**Problem requirements**
In the entries that follow, find the word "after" and report each line it is on.

Dataset rows for apps and sites:
*** Block opens ***

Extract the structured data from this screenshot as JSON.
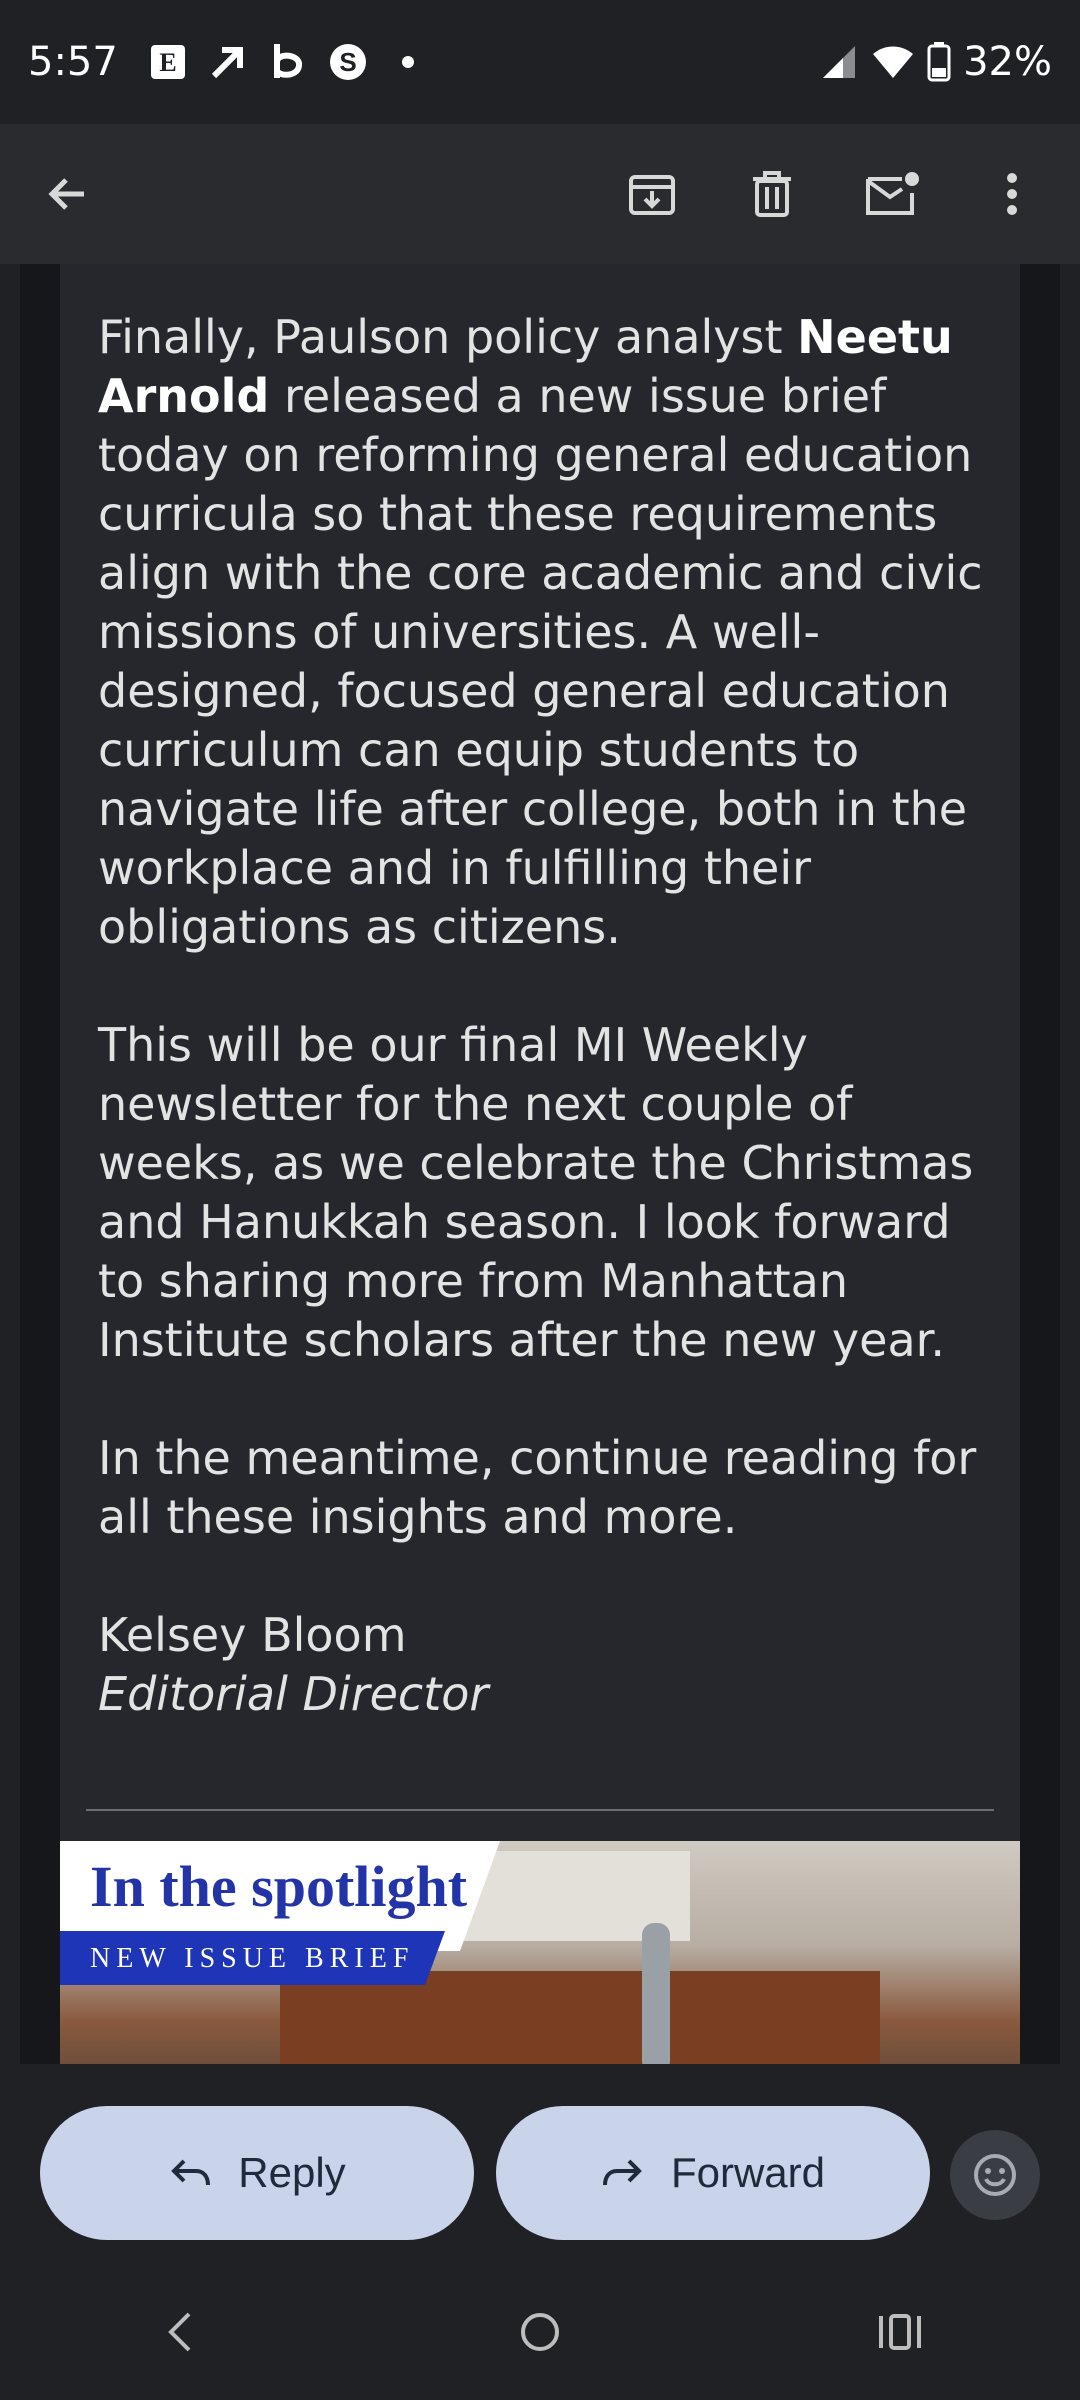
{
  "status": {
    "time": "5:57",
    "battery": "32%",
    "icons": [
      "E",
      "arrow-icon",
      "b-icon",
      "s-icon",
      "dot-icon"
    ]
  },
  "email": {
    "p1_pre": "Finally, Paulson policy analyst ",
    "p1_name": "Neetu Arnold",
    "p1_post": " released a new issue brief today on reforming general education curricula so that these requirements align with the core academic and civic missions of universities. A well-designed, focused general education curriculum can equip students to navigate life after college, both in the workplace and in fulfilling their obligations as citizens.",
    "p2": "This will be our final MI Weekly newsletter for the next couple of weeks, as we celebrate the Christmas and Hanukkah season. I look forward to sharing more from Manhattan Institute scholars after the new year.",
    "p3": "In the meantime, continue reading for all these insights and more.",
    "signature_name": "Kelsey Bloom",
    "signature_title": "Editorial Director"
  },
  "banner": {
    "title": "In the spotlight",
    "subtitle": "NEW ISSUE BRIEF"
  },
  "actions": {
    "reply": "Reply",
    "forward": "Forward"
  }
}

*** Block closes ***

**Answer box**
    "p1_post": " released a new issue brief today on reforming general education curricula so that these requirements align with the core academic and civic missions of universities. A well-designed, focused general education curriculum can equip students to navigate life after college, both in the workplace and in fulfilling their obligations as citizens.",
    "p2": "This will be our final MI Weekly newsletter for the next couple of weeks, as we celebrate the Christmas and Hanukkah season. I look forward to sharing more from Manhattan Institute scholars after the new year.",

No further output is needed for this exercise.